Storyhunter filmmaker Ivan Abreu created this video for Ensia.

5. Double check expense policies.

Sometimes producers aren’t aware of their company’s expense policies. It’s always better to know your allotment for expenses — if any — before starting a project. Make sure you clarify whether expenses are covered in the deal. If not, you want to make sure there is a policy for adding them later. If there is a cap, make sure your production plans do not exceed it.

6. Don’t work on “spec”.

While some media companies will promise you a rate for work on spec, it’s best practice not to do any shooting until you have a firm commitment from the company. Once you do a job on spec, even if you come back with the material required, you lose all leverage for negotiation.

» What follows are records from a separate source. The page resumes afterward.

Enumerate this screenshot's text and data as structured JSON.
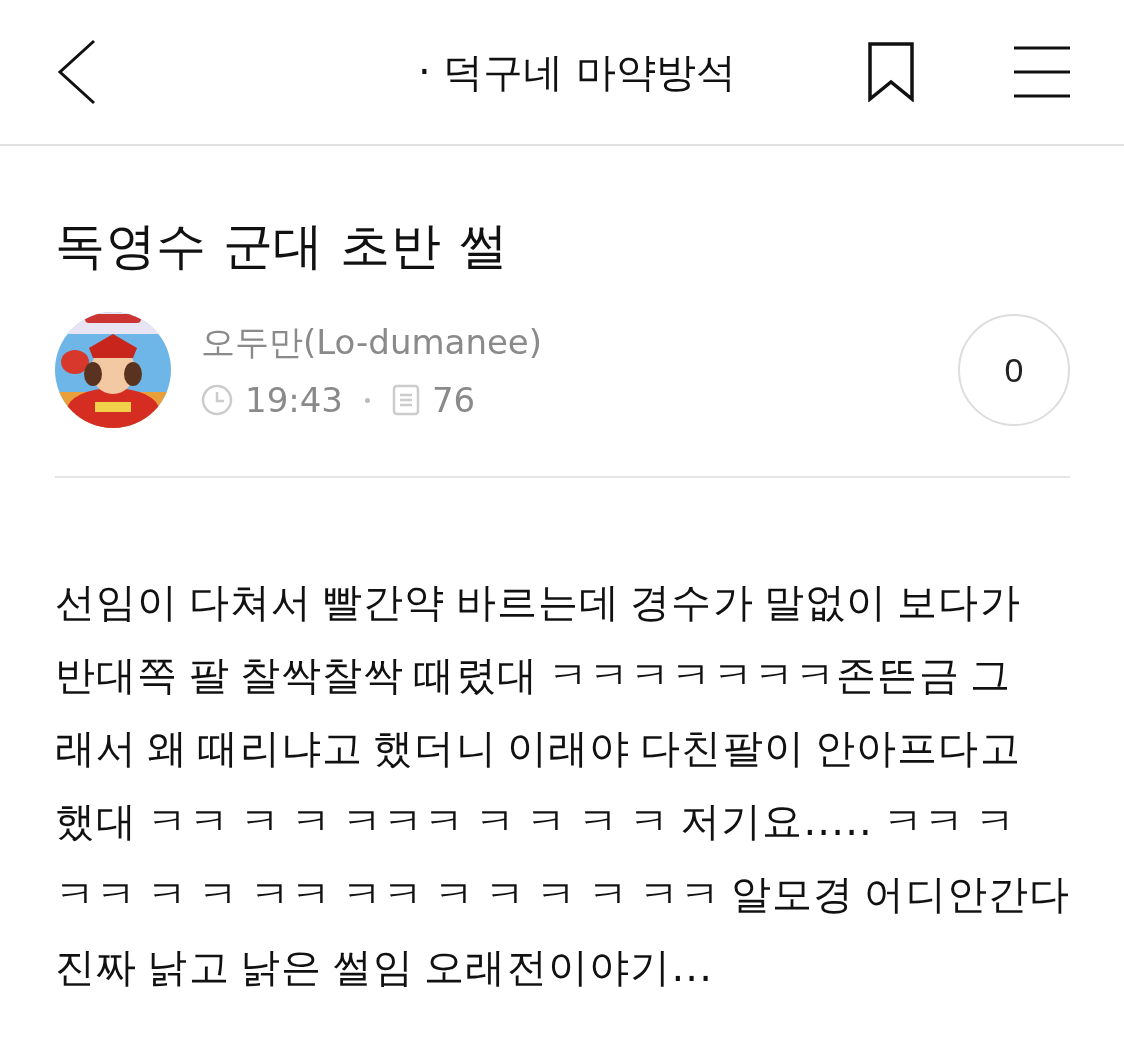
{
  "header": {
    "board_title": "· 덕구네 마약방석"
  },
  "post": {
    "title": "독영수 군대 초반 썰",
    "author": "오두만(Lo-dumanee)",
    "time": "19:43",
    "views": "76",
    "comment_count": "0",
    "body_lines": [
      "선임이 다쳐서 빨간약 바르는데 경수가 말없이 보다가",
      "반대쪽 팔 찰싹찰싹 때렸대 ㅋㅋㅋㅋㅋㅋㅋ존뜬금 그",
      "래서 왜 때리냐고 했더니 이래야 다친팔이 안아프다고",
      "했대 ㅋㅋ ㅋ ㅋ ㅋㅋㅋ ㅋ ㅋ ㅋ ㅋ 저기요..... ㅋㅋ ㅋ",
      "ㅋㅋ ㅋ ㅋ ㅋㅋ ㅋㅋ ㅋ ㅋ ㅋ ㅋ ㅋㅋ 알모경 어디안간다",
      "진짜 낡고 낡은 썰임 오래전이야기..."
    ]
  }
}
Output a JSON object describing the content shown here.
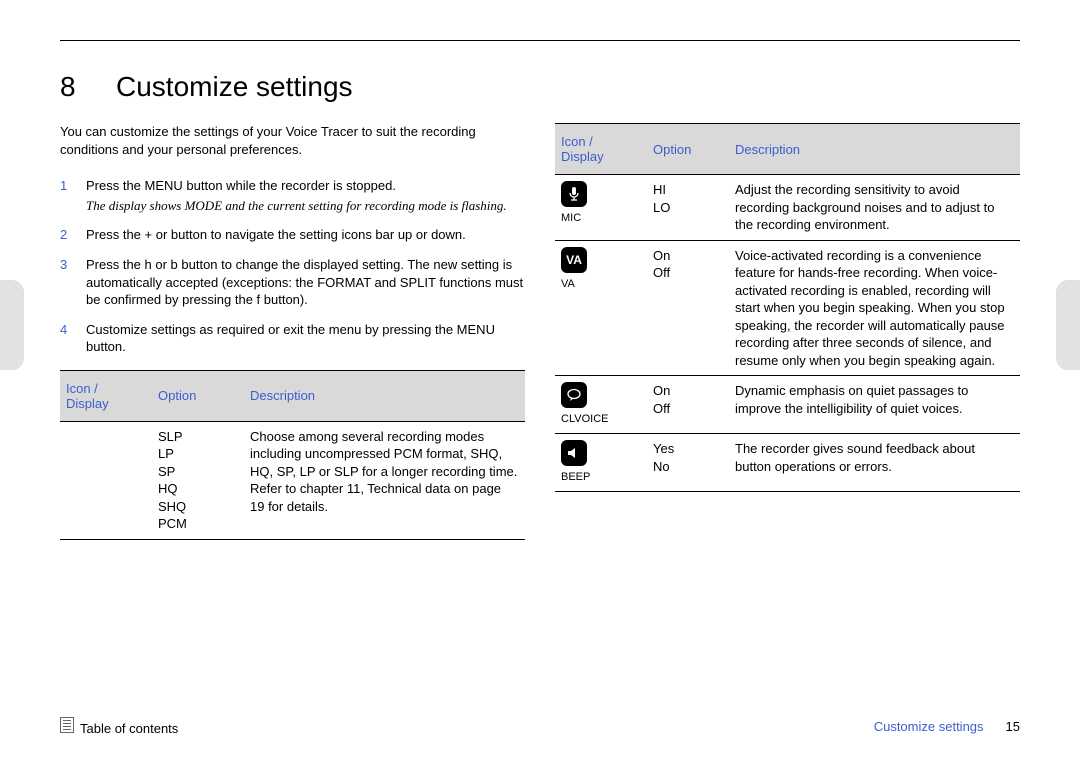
{
  "chapter": {
    "number": "8",
    "title": "Customize settings"
  },
  "intro": "You can customize the settings of your Voice Tracer to suit the recording conditions and your personal preferences.",
  "steps": [
    {
      "num": "1",
      "text": "Press the MENU  button while the recorder is stopped.",
      "sub": "The display shows MODE and the current setting for recording mode is flashing."
    },
    {
      "num": "2",
      "text": "Press the + or   button to navigate the setting icons bar up or down."
    },
    {
      "num": "3",
      "text": "Press the h    or b    button to change the displayed setting. The new setting is automatically accepted (exceptions: the FORMAT and SPLIT functions must be confirmed by pressing the f button)."
    },
    {
      "num": "4",
      "text": "Customize settings as required or exit the menu by pressing the MENU  button."
    }
  ],
  "table_headers": {
    "icon": "Icon /\nDisplay",
    "option": "Option",
    "description": "Description"
  },
  "left_table": {
    "rows": [
      {
        "icon_label": "",
        "option": "SLP\nLP\nSP\nHQ\nSHQ\nPCM",
        "description": "Choose among several recording modes including uncompressed PCM format, SHQ, HQ, SP, LP or SLP for a longer recording time. Refer to chapter 11, Technical data on page 19 for details."
      }
    ]
  },
  "right_table": {
    "rows": [
      {
        "icon_glyph": "mic",
        "icon_label": "MIC",
        "option": "HI\nLO",
        "description": "Adjust the recording sensitivity to avoid recording background noises and to adjust to the recording environment."
      },
      {
        "icon_glyph": "VA",
        "icon_label": "VA",
        "option": "On\nOff",
        "description": "Voice-activated recording is a convenience feature for hands-free recording. When voice-activated recording is enabled, recording will start when you begin speaking. When you stop speaking, the recorder will automatically pause recording after three seconds of silence, and resume only when you begin speaking again."
      },
      {
        "icon_glyph": "clv",
        "icon_label": "CLVOICE",
        "option": "On\nOff",
        "description": "Dynamic emphasis on quiet passages to improve the intelligibility of quiet voices."
      },
      {
        "icon_glyph": "beep",
        "icon_label": "BEEP",
        "option": "Yes\nNo",
        "description": "The recorder gives sound feedback about button operations or errors."
      }
    ]
  },
  "footer": {
    "toc": "Table of contents",
    "section": "Customize settings",
    "page": "15"
  }
}
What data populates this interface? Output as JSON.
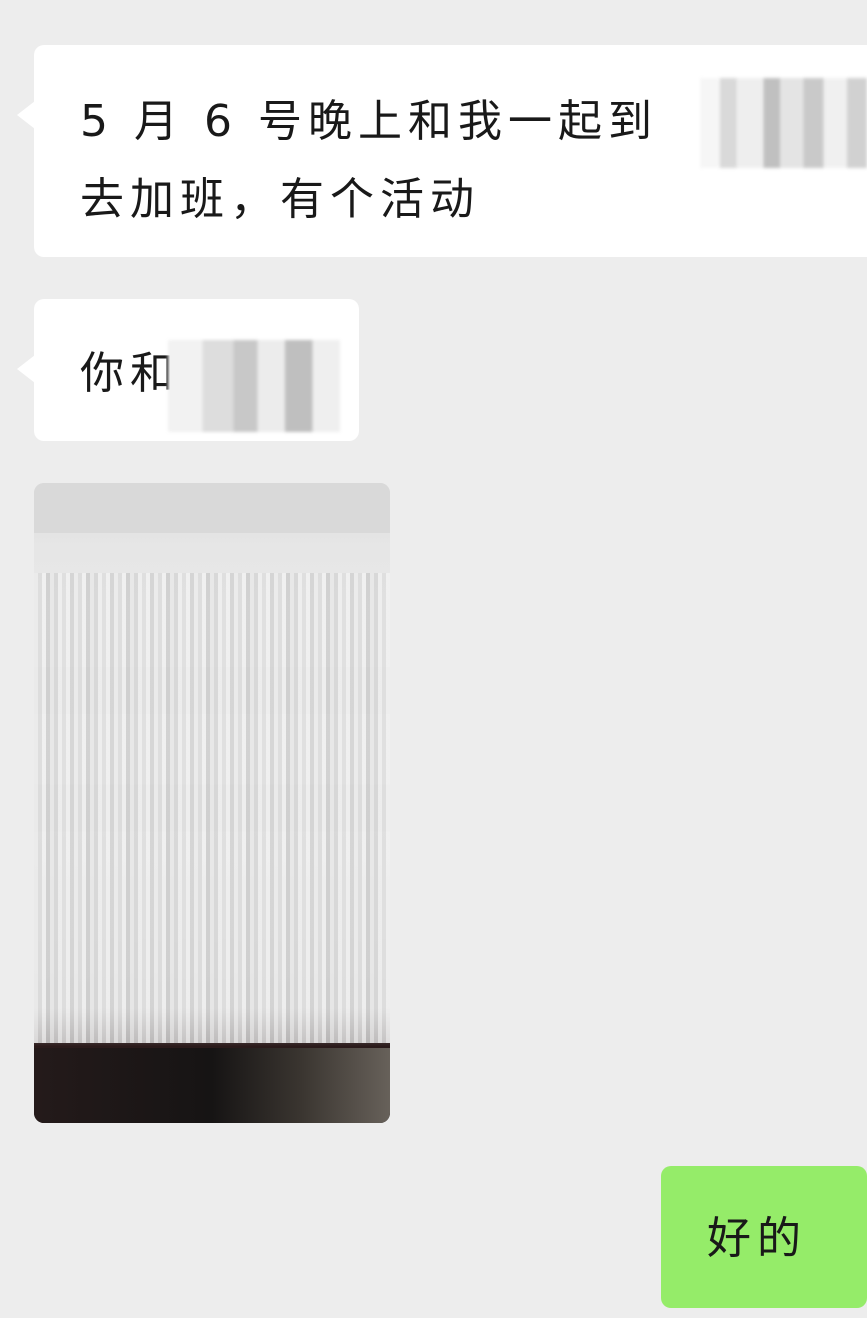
{
  "messages": {
    "m1": {
      "line1": "5 月 6 号晚上和我一起到",
      "line2": "去加班，有个活动"
    },
    "m2": {
      "line1": "你和"
    },
    "m4": {
      "line1": "好的"
    }
  },
  "colors": {
    "background": "#ededed",
    "incoming_bubble": "#ffffff",
    "outgoing_bubble": "#95ec69",
    "text": "#191919"
  }
}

Agree on price, get the commission, and then do the job to ensure you never waste your time or resources.

7. Ask for more rights.

If a company won’t budge on pricing and you still want to do the job, ask if they’ll let you keep the footage or the rights to the video you create. This way, you have the option of selling the same material again and again.

8. Learn how to say no.

The first rule of negotiation is being ready to walk away. If a publisher won’t offer you what you’re worth, it’s better for you to just say no, however difficult that might be. The effect of this action is that you protect your time, and the publisher understands the actual value of the project. Often they will come back to you because they appreciate your work and unique skills.

What other techniques do you use to negotiate freelance rates?

By D. Simone Kovacs, Storyhunter Editor